It is obvious to state that time is the most important aspect of qualitative longitudinal research since it affords a rich insight into the phenomena being studied as it evolves. Yet throughout our project, time has been one of the most difficult aspects of the data on which to get an analytical ‘grip’.
Time matters – yet it its presence is complex, fluid and intersectional. These many dimensions, or layers of time, are captured in our data archive. These include biologically defined life cycle stages (aging and developmental change), family and kinship groups (aligned vertically through time), age cohorts (aligned horizontally through time), as well as socially / culturally defined categories, sequences or events (such as becoming a parent).
Time is a narrated aspect of the texture of social life. Our data shows this intersection between time and space, with participants variously describing ‘time’ as something that can be in short supply, as in demand and, within the context of work and family lives, a source of negotiation, stress and, at times, conflict. Time can also be part of the more abstract notion of ‘being there’, where time spent together provides the basis through which caring and intimate relationships are created, and sustained.

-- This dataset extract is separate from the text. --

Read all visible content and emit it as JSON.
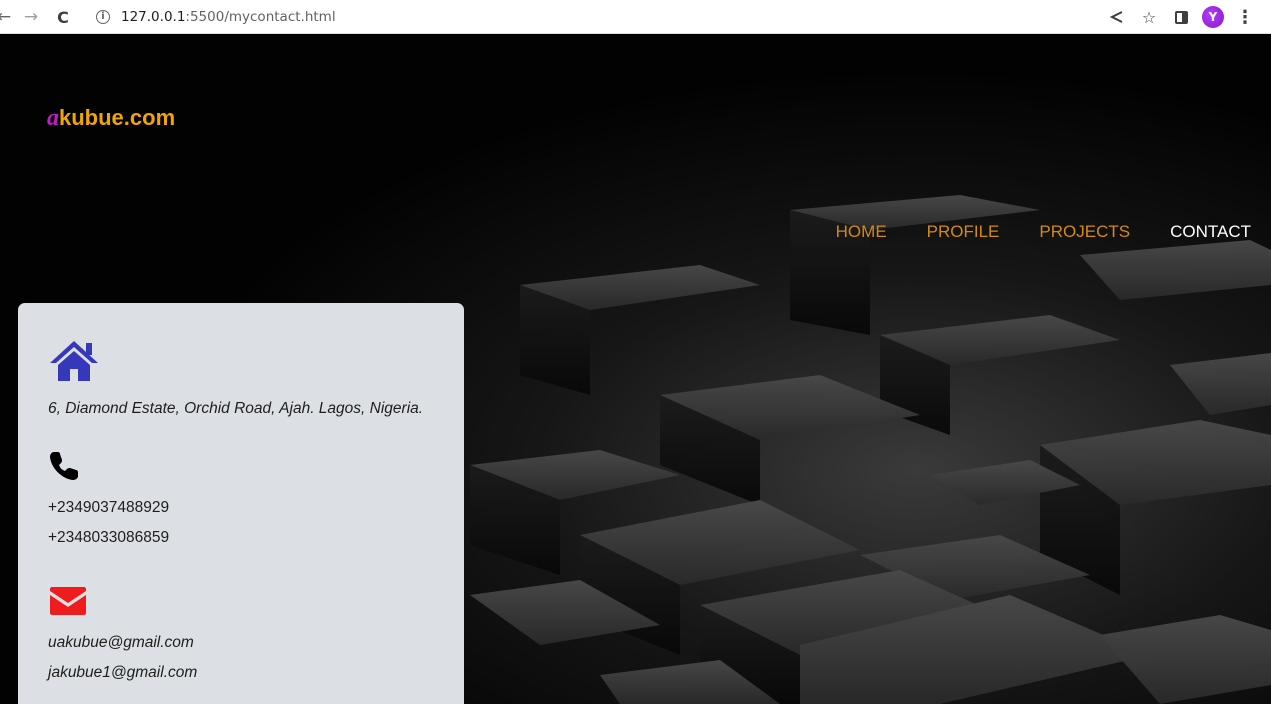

Time is also historical. The projects themselves have a temporal identity, as an archive of a particular epoch and the particular socio-economic contexts in which individual lives were unfolding. At a further level, time frames the research process, and does so differently across the six projects for which we have data. Each were conducted in broadly the same historical time, yet they captured time in different ‘waves’, and using different methods (from life history / biographical interviews, through to daily diaries and ‘day in the life’ observations).
How time matters, and how we can ensure it foregrounds our analysis, will be an ongoing source of reflection for our project. To help us make sense of some of this messiness we have begun to ‘map’ the time in Timescapes using Tiki Toki, a web-based software for creating interactive timelines. In our timeline we have sought to capture when participants within each study were born, the epoch in which the study was conducted, the duration of each study and the different ‘waves’ of research. We have also sought to include any key outputs from the project and any follow-on studies (such as Anna Tarrant’s ongoing work on Men, Poverty and Care). These latter aspects will be added to as the study progresses.
Of course, our portrayal of time is two dimensional, and is in part a pragmatic effort to tidy the messiness of time. Its limitation is in our inability to ‘map’ the social, cultural and emotional dimensions of time, and how these intersect (i.e. the emotional and practical connections within, and between, generations, or how these change or stay the same across different historical time frames). That is an aspect of time that our ongoing processes of analysis will seek to capture.
To open our Toki Toki, click on the image below, Please let us know what you think, and if you decide to design your own, share it with us here.